nett, 1970; Frankel and Hawkes, 1975a) to preserve the older more variable germplasm and wild relatives, which began to be referred to as genetic
resources. The term “genetic resources” per se excludes breeding lines
and recently released varieties (Frankel and Hawkes, 1975b), which are
composed of gene combinations rather than the genes themselves. The
two symposia also thoroughly reviewed the need for immediate and systematic exploration and collection on a worldwide scale of genetic resources of food and other commercial crops.
An International Board for Plant Genetic Resources (IBPGR) was
formed in 1972 by the Technical Advisory Committee of the Consultative
Group on International Agricultural Research to undertake the plant collection and conservation recommended by the symposia. With the establishment of the IBPGR, collection and conservation of representative
samples of genetic variability in landrace populations were accelerated and
a large number of samples began to accumulate in the cold stores of the

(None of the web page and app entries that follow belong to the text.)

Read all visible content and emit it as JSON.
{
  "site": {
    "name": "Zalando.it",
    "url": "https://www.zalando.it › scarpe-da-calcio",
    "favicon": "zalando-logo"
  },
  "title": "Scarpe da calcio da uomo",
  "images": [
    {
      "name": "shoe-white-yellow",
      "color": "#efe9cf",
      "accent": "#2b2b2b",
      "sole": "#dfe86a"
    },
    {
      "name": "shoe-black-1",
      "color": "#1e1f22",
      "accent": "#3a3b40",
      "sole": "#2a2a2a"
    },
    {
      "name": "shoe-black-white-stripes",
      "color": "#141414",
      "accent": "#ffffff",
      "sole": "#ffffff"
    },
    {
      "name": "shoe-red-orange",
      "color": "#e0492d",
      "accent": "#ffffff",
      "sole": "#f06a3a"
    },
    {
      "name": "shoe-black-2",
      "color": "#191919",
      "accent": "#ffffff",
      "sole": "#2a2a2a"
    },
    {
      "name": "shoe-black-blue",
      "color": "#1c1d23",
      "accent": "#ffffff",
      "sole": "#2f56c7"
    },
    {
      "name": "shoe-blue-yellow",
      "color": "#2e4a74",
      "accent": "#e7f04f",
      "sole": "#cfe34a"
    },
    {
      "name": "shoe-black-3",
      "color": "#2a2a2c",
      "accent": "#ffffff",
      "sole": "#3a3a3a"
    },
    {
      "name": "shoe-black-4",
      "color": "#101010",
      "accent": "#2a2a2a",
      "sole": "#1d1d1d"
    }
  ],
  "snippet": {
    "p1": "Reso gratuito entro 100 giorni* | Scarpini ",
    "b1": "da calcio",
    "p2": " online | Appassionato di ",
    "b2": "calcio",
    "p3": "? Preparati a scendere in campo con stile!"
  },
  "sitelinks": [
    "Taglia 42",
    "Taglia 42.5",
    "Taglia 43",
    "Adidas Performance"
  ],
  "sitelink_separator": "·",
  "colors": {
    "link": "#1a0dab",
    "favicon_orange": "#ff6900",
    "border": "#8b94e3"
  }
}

Genetic resources merely stored safely are of little value to plant
breeders unless they are evaluated and the resulting data made widely
available. Evaluation is, therefore, an essential link between conservation
and use. In fact, Frankel (1987) categorically stated that genetic resources
have been utilized without elaborate characterization, but never without
The next step was to evaluate the collected samples to identify sources
of useful traits in order that the material be better utilized than in the past.
The evaluation process for large collections follows several distinct stages:
(a) seed multiplication and preliminary evaluation; ( 6 ) systematic evaluation of the entire collection; and (c) further evaluation of selected accessions (Chang, 1985). The utilization aspect of genetic resources was recently reviewed by Brown et al. (1989), wherein factors that are likely to
limit or facilitate this process are discussed.
Genetic resources workers discriminate between “characterization”
and “evaluation” (Erskine and Williams, 1980; Hawkes, 1985), although
this fact is not widely known. Characterization is defined as recording
information only once on those traits that are highly heritable, easily
visible, and expressed in all environments, for example, grain patterns and
isozyme profiles. Characterization provides a standardized record of
readily observable morphological characters that, together with passport
(origin) data, identify an accession in the genebank. Evaluation, on the
other hand, is the assessment of more variable traits for potential use in
breeding, such as plant height, time to maturity, disease resistance, and
protein content. This is done in several ways: growing the material in
different environments, exposing it to various abiotic and biotic stresses,
assessing grain quality, and selecting the best lines for the desirable attri-